(Assignment) Every line containing the string "SECTION" should be returned from the records.

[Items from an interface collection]
☆ ☆ ☆
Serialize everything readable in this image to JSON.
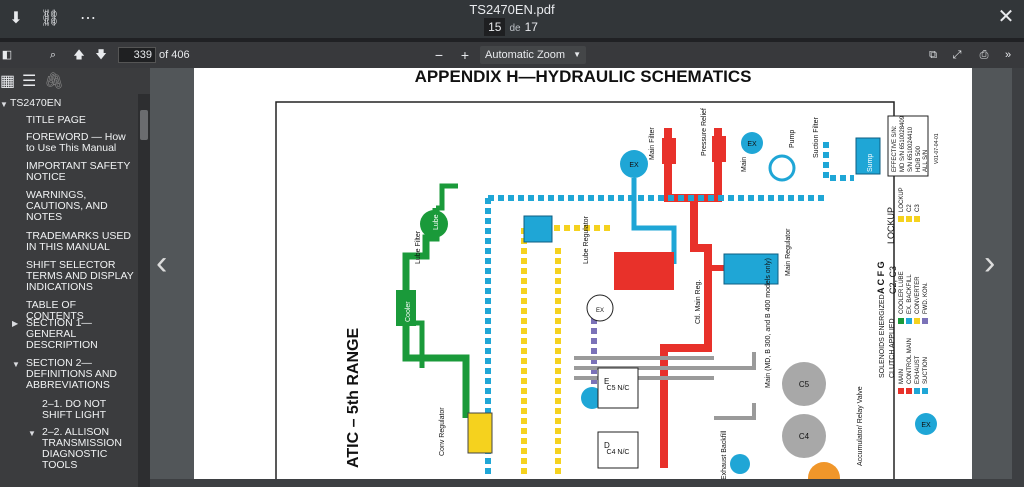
{
  "window": {
    "title": "TS2470EN.pdf",
    "current_page": "15",
    "page_of_word": "de",
    "total_pages": "17",
    "icons": [
      "download-icon",
      "link-icon",
      "more-icon",
      "close-icon"
    ]
  },
  "toolbar": {
    "page_value": "339",
    "page_total": "of 406",
    "zoom_minus": "−",
    "zoom_plus": "+",
    "zoom_label": "Automatic Zoom"
  },
  "sidebar": {
    "root": "TS2470EN",
    "items": [
      {
        "label": "TITLE PAGE"
      },
      {
        "label": "FOREWORD — How to Use This Manual"
      },
      {
        "label": "IMPORTANT SAFETY NOTICE"
      },
      {
        "label": "WARNINGS, CAUTIONS, AND NOTES"
      },
      {
        "label": "TRADEMARKS USED IN THIS MANUAL"
      },
      {
        "label": "SHIFT SELECTOR TERMS AND DISPLAY INDICATIONS"
      },
      {
        "label": "TABLE OF CONTENTS"
      },
      {
        "label": "SECTION 1— GENERAL DESCRIPTION"
      },
      {
        "label": "SECTION 2— DEFINITIONS AND ABBREVIATIONS"
      },
      {
        "label": "2–1. DO NOT SHIFT LIGHT"
      },
      {
        "label": "2–2. ALLISON TRANSMISSION DIAGNOSTIC TOOLS"
      }
    ]
  },
  "document": {
    "heading": "APPENDIX H—HYDRAULIC SCHEMATICS",
    "range_label": "ATIC – 5th RANGE",
    "labels": {
      "main_filter": "Main Filter",
      "pressure_relief": "Pressure Relief",
      "pump": "Pump",
      "suction_filter": "Suction Filter",
      "sump": "Sump",
      "ex": "EX",
      "main": "Main",
      "lube": "Lube",
      "lube_filter": "Lube Filter",
      "lube_regulator": "Lube Regulator",
      "main_regulator": "Main Regulator",
      "cooler": "Cooler",
      "conv_regulator": "Conv Regulator",
      "ctl_main_reg": "Ctl. Main Reg.",
      "main_b300": "Main (MD, B 300, and B 400 models only)",
      "c5": "C5",
      "c4": "C4",
      "c5_nc": "C5 N/C",
      "c4_nc": "C4 N/C",
      "e": "E",
      "d": "D",
      "exhaust_backfill": "Exhaust Backfill",
      "accumulator": "Accumulator/ Relay Valve",
      "effective": [
        "EFFECTIVE S/N:",
        "MD S/N 6510028409",
        "S/N 6510024410",
        "HD/B 500",
        "ALL S/N"
      ],
      "solenoids": "SOLENOIDS ENERGIZED",
      "clutch_applied": "CLUTCH APPLIED",
      "solenoid_letters": "A C F G",
      "clutch_set": "C2, C3",
      "lockup": "LOCKUP",
      "lockup_codes": [
        "LOCKUP",
        "C2",
        "C3"
      ],
      "legend": [
        "COOLER LUBE",
        "EX. BACKFILL",
        "CONVERTER",
        "FWD. KON."
      ],
      "legend2": [
        "MAIN",
        "CONTROL MAIN",
        "EXHAUST",
        "SUCTION"
      ],
      "code": "V01-07-04-01"
    }
  },
  "colors": {
    "red": "#e8312a",
    "blue": "#1fa6d6",
    "green": "#1a9a3a",
    "yellow": "#f5d21e",
    "purple": "#7b72b8",
    "gray": "#9a9a9a"
  }
}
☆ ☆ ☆
(Result below)
        "label": "SECTION 1— GENERAL DESCRIPTION"
        "label": "SECTION 2— DEFINITIONS AND ABBREVIATIONS"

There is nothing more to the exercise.